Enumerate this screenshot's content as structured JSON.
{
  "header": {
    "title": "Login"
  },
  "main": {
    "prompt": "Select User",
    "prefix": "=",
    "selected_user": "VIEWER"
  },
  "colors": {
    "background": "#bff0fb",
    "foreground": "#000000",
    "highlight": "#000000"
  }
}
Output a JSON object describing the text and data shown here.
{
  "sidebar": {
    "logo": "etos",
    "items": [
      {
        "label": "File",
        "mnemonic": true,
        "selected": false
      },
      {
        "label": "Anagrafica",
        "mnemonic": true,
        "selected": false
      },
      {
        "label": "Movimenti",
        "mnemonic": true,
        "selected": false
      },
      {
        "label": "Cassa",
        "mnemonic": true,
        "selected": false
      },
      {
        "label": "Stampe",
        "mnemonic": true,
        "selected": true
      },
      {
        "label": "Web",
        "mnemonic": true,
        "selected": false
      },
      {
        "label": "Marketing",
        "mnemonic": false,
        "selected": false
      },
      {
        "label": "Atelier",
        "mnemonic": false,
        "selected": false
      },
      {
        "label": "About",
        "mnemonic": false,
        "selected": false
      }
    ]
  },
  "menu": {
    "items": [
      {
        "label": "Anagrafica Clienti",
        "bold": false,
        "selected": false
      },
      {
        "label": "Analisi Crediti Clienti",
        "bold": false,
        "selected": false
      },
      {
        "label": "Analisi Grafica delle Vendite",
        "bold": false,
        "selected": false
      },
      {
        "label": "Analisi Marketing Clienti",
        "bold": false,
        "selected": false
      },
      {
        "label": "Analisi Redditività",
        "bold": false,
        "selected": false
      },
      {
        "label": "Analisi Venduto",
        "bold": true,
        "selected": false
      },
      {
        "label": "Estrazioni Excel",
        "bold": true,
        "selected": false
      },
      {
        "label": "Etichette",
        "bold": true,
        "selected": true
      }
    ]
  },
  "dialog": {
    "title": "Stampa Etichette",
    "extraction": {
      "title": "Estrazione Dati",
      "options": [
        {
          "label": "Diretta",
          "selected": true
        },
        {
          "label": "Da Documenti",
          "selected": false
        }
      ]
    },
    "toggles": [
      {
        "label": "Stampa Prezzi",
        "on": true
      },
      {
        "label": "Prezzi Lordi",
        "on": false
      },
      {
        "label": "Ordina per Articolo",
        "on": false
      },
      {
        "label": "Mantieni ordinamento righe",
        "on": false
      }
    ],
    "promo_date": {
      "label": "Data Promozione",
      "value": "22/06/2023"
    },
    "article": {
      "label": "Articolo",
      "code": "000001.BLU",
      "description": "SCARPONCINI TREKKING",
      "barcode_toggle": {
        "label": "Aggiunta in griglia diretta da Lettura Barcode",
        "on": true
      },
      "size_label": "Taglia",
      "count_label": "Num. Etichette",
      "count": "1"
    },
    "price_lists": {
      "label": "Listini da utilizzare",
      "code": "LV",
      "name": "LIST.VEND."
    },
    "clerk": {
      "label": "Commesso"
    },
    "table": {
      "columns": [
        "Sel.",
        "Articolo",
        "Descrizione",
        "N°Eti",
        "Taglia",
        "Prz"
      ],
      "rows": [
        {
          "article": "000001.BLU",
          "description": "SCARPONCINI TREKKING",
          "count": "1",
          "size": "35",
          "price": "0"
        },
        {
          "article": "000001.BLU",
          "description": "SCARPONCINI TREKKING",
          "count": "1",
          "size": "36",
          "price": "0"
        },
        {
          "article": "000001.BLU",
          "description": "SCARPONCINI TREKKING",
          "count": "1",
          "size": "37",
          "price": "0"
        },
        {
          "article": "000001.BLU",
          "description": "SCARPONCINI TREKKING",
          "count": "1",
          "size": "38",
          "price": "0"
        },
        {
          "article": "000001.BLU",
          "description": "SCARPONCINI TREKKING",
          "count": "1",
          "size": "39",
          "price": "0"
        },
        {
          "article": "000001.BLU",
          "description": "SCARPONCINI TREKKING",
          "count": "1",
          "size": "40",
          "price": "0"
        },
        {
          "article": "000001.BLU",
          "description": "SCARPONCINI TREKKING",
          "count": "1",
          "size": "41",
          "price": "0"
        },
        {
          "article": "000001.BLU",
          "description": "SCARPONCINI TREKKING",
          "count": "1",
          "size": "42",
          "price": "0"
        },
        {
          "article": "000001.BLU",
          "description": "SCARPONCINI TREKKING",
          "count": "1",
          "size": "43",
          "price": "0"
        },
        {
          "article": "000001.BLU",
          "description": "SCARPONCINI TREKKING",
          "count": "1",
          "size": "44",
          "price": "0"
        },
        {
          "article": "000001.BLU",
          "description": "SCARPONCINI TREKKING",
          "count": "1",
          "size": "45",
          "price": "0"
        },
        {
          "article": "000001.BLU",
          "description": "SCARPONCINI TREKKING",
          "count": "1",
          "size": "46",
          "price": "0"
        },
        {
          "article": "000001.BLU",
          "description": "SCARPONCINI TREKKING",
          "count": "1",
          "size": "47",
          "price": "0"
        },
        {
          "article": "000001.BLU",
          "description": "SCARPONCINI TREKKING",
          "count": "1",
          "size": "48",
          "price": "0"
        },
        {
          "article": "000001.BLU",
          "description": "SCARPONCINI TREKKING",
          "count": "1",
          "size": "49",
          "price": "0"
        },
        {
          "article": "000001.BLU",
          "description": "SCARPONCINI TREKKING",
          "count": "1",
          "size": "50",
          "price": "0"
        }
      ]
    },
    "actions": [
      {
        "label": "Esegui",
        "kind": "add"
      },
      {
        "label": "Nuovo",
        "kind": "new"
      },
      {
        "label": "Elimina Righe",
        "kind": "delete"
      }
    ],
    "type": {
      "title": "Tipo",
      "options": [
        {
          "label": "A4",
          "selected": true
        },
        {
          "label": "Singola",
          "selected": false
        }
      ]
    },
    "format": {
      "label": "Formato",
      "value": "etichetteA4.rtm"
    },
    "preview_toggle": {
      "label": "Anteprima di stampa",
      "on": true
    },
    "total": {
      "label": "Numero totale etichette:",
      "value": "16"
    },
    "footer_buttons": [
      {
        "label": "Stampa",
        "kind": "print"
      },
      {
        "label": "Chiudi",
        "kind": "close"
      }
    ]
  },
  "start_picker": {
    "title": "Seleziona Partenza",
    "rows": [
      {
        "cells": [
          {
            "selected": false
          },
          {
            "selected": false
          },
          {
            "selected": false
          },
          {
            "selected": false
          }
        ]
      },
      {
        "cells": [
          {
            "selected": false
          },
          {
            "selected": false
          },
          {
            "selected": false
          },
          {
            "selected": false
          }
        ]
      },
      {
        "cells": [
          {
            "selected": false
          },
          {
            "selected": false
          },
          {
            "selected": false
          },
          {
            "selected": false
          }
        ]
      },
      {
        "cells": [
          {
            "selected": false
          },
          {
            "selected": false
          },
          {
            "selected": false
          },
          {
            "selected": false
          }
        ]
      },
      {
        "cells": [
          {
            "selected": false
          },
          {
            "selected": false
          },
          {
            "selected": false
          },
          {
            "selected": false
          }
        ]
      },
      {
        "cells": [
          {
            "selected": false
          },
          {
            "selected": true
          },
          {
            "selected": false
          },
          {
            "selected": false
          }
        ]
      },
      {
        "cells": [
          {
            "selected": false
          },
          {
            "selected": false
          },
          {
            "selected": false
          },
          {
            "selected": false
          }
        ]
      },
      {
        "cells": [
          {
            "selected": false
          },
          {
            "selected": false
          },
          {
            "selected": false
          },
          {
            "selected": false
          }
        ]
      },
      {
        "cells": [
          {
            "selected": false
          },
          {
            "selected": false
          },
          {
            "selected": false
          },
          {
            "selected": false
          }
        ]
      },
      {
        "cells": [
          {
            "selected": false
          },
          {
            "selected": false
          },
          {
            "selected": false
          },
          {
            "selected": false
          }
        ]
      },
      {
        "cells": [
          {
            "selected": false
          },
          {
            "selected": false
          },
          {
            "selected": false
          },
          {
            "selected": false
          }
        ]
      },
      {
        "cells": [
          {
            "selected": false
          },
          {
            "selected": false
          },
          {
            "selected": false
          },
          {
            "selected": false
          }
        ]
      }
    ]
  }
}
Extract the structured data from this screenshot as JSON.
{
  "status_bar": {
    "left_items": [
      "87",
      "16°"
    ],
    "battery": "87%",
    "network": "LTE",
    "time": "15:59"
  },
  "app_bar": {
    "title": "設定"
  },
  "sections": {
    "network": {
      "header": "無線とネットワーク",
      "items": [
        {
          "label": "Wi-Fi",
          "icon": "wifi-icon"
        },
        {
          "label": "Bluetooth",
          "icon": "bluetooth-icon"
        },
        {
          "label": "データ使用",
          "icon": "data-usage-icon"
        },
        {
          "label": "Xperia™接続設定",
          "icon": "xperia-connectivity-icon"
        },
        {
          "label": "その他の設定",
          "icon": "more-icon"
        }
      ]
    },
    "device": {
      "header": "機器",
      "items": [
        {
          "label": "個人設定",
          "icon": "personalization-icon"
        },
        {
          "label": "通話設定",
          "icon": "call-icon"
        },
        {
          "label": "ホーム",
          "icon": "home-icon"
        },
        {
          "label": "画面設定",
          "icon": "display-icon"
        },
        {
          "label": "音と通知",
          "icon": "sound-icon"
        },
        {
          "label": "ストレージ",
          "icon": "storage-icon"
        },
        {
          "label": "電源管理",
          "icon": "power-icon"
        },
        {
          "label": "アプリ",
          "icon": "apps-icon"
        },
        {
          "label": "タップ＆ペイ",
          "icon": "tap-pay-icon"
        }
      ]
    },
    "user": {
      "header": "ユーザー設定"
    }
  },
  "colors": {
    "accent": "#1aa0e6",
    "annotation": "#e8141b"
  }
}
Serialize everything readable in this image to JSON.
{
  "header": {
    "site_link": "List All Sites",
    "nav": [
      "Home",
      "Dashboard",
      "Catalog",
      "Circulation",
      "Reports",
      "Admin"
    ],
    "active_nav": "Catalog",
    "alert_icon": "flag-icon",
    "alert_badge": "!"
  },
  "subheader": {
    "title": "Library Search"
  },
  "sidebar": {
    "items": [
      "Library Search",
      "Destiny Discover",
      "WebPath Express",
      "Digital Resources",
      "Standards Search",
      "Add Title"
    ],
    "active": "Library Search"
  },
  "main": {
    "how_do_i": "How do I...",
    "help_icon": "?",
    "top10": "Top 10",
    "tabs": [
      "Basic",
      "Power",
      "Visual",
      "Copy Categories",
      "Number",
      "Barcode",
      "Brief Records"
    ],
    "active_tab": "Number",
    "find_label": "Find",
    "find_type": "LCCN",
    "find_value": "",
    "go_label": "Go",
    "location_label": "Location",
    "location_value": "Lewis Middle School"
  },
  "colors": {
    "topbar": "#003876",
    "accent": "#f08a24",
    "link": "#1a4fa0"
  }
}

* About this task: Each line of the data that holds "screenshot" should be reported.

* Result of the exercise:
Enumerate this screenshot's content as structured JSON.
Extract the structured data from this screenshot as JSON.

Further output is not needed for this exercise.